Work instructions:
Report back each line of the records that contains the string "Core".

Data provided:
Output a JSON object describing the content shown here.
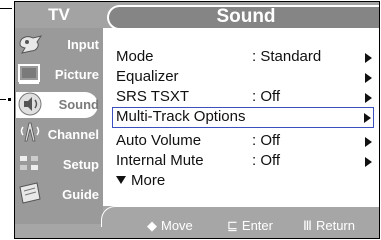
{
  "header": {
    "tv_label": "TV",
    "title": "Sound"
  },
  "sidebar": {
    "items": [
      {
        "label": "Input",
        "icon": "input-icon",
        "active": false
      },
      {
        "label": "Picture",
        "icon": "picture-icon",
        "active": false
      },
      {
        "label": "Sound",
        "icon": "sound-icon",
        "active": true
      },
      {
        "label": "Channel",
        "icon": "channel-icon",
        "active": false
      },
      {
        "label": "Setup",
        "icon": "setup-icon",
        "active": false
      },
      {
        "label": "Guide",
        "icon": "guide-icon",
        "active": false
      }
    ]
  },
  "menu": {
    "items": [
      {
        "label": "Mode",
        "value": ": Standard",
        "selected": false
      },
      {
        "label": "Equalizer",
        "value": "",
        "selected": false
      },
      {
        "label": "SRS TSXT",
        "value": ": Off",
        "selected": false
      },
      {
        "label": "Multi-Track Options",
        "value": "",
        "selected": true
      },
      {
        "label": "Auto Volume",
        "value": ": Off",
        "selected": false
      },
      {
        "label": "Internal Mute",
        "value": ": Off",
        "selected": false
      }
    ],
    "more_label": "More"
  },
  "footer": {
    "move": {
      "glyph": "◆",
      "label": "Move"
    },
    "enter": {
      "glyph": "⊑",
      "label": "Enter"
    },
    "return": {
      "glyph": "Ⅲ",
      "label": "Return"
    }
  },
  "colors": {
    "selection_border": "#3c4fbf",
    "panel_gray": "#9a9a9a",
    "title_gray": "#858585"
  }
}
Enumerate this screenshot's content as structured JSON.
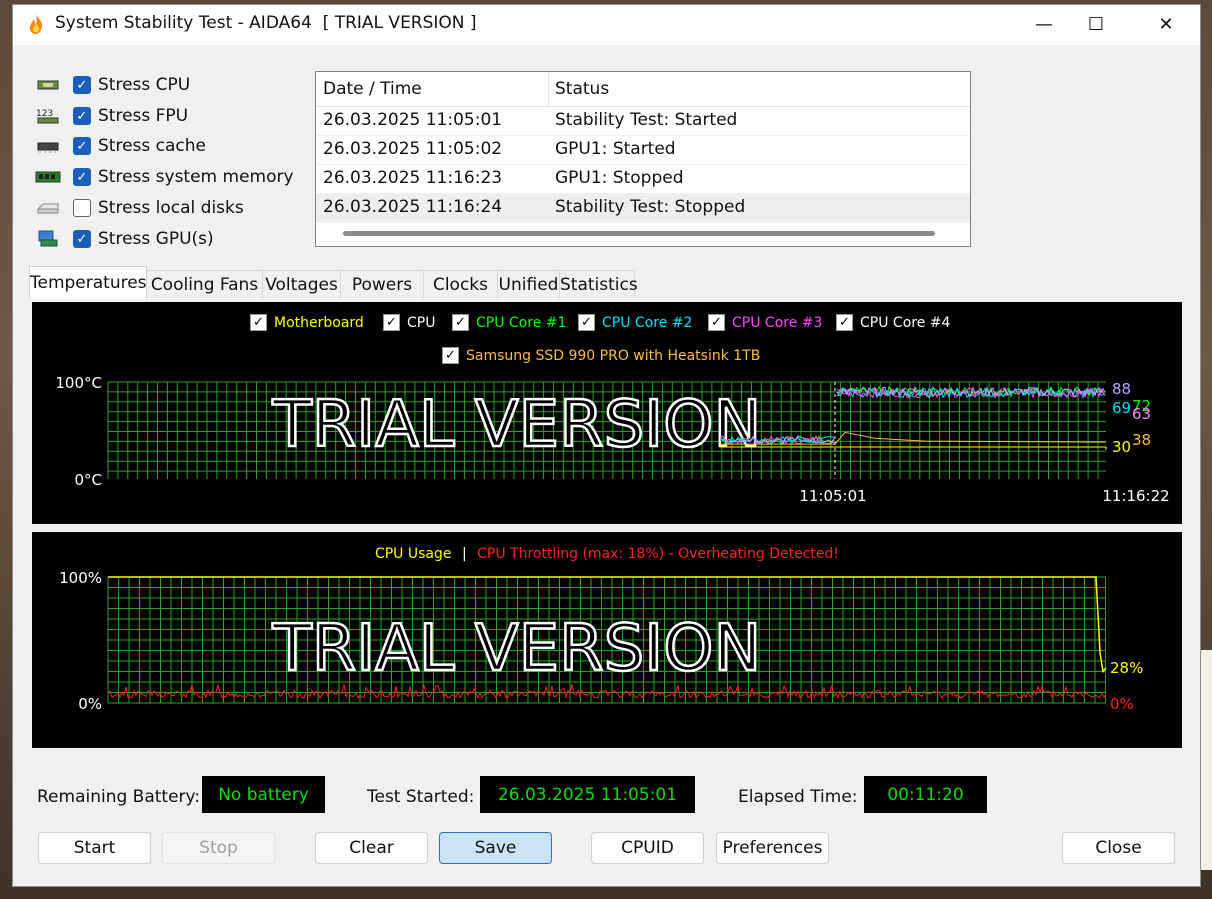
{
  "window": {
    "title": "System Stability Test - AIDA64  [ TRIAL VERSION ]",
    "controls": {
      "minimize": "—",
      "maximize": "☐",
      "close": "✕"
    }
  },
  "stress_options": [
    {
      "label": "Stress CPU",
      "checked": true,
      "icon": "cpu-chip-icon"
    },
    {
      "label": "Stress FPU",
      "checked": true,
      "icon": "fpu-123-icon"
    },
    {
      "label": "Stress cache",
      "checked": true,
      "icon": "cache-chip-icon"
    },
    {
      "label": "Stress system memory",
      "checked": true,
      "icon": "memory-module-icon"
    },
    {
      "label": "Stress local disks",
      "checked": false,
      "icon": "disk-drive-icon"
    },
    {
      "label": "Stress GPU(s)",
      "checked": true,
      "icon": "gpu-card-icon"
    }
  ],
  "log": {
    "headers": [
      "Date / Time",
      "Status"
    ],
    "rows": [
      {
        "datetime": "26.03.2025 11:05:01",
        "status": "Stability Test: Started"
      },
      {
        "datetime": "26.03.2025 11:05:02",
        "status": "GPU1: Started"
      },
      {
        "datetime": "26.03.2025 11:16:23",
        "status": "GPU1: Stopped"
      },
      {
        "datetime": "26.03.2025 11:16:24",
        "status": "Stability Test: Stopped"
      }
    ]
  },
  "tabs": [
    "Temperatures",
    "Cooling Fans",
    "Voltages",
    "Powers",
    "Clocks",
    "Unified",
    "Statistics"
  ],
  "temp_chart": {
    "legend": [
      {
        "label": "Motherboard",
        "color": "#ffff00"
      },
      {
        "label": "CPU",
        "color": "#ffffff"
      },
      {
        "label": "CPU Core #1",
        "color": "#00ff00"
      },
      {
        "label": "CPU Core #2",
        "color": "#00e0ff"
      },
      {
        "label": "CPU Core #3",
        "color": "#ff44ff"
      },
      {
        "label": "CPU Core #4",
        "color": "#ffffff"
      },
      {
        "label": "Samsung SSD 990 PRO with Heatsink 1TB",
        "color": "#ffbb44"
      }
    ],
    "y_top": "100°C",
    "y_bottom": "0°C",
    "x_start": "11:05:01",
    "x_end": "11:16:22",
    "watermark": "TRIAL VERSION",
    "end_values": [
      {
        "text": "88",
        "color": "#aaaaff"
      },
      {
        "text": "69",
        "color": "#00e0ff"
      },
      {
        "text": "72",
        "color": "#00ff00"
      },
      {
        "text": "63",
        "color": "#ff88ff"
      },
      {
        "text": "38",
        "color": "#ffbb44"
      },
      {
        "text": "30",
        "color": "#ffff00"
      }
    ]
  },
  "usage_chart": {
    "title_usage": "CPU Usage",
    "title_sep": "|",
    "title_throttle": "CPU Throttling (max: 18%) - Overheating Detected!",
    "usage_color": "#ffff00",
    "throttle_color": "#ff2020",
    "y_top": "100%",
    "y_bottom": "0%",
    "watermark": "TRIAL VERSION",
    "usage_end": "28%",
    "throttle_end": "0%"
  },
  "chart_data": [
    {
      "type": "line",
      "ylim": [
        0,
        100
      ],
      "x": [
        "11:05:01",
        "11:16:22"
      ],
      "series": [
        {
          "name": "Motherboard",
          "values": [
            34,
            34,
            30
          ]
        },
        {
          "name": "CPU",
          "values": [
            40,
            88,
            88
          ]
        },
        {
          "name": "CPU Core #1",
          "values": [
            40,
            88,
            72
          ]
        },
        {
          "name": "CPU Core #2",
          "values": [
            40,
            88,
            69
          ]
        },
        {
          "name": "CPU Core #3",
          "values": [
            40,
            88,
            63
          ]
        },
        {
          "name": "CPU Core #4",
          "values": [
            40,
            88,
            88
          ]
        },
        {
          "name": "Samsung SSD 990 PRO with Heatsink 1TB",
          "values": [
            36,
            48,
            38
          ]
        }
      ]
    },
    {
      "type": "line",
      "ylim": [
        0,
        100
      ],
      "series": [
        {
          "name": "CPU Usage",
          "values": [
            100,
            100,
            28
          ]
        },
        {
          "name": "CPU Throttling",
          "values": [
            5,
            6,
            0
          ]
        }
      ]
    }
  ],
  "status": {
    "battery_label": "Remaining Battery:",
    "battery_value": "No battery",
    "started_label": "Test Started:",
    "started_value": "26.03.2025 11:05:01",
    "elapsed_label": "Elapsed Time:",
    "elapsed_value": "00:11:20"
  },
  "buttons": {
    "start": "Start",
    "stop": "Stop",
    "clear": "Clear",
    "save": "Save",
    "cpuid": "CPUID",
    "preferences": "Preferences",
    "close": "Close"
  }
}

Answer for the task:
        "label": "CPU Core #1",
        "label": "CPU Core #2",
        "label": "CPU Core #3",
        "label": "CPU Core #4",
          "name": "CPU Core #1",
          "name": "CPU Core #2",
          "name": "CPU Core #3",
          "name": "CPU Core #4",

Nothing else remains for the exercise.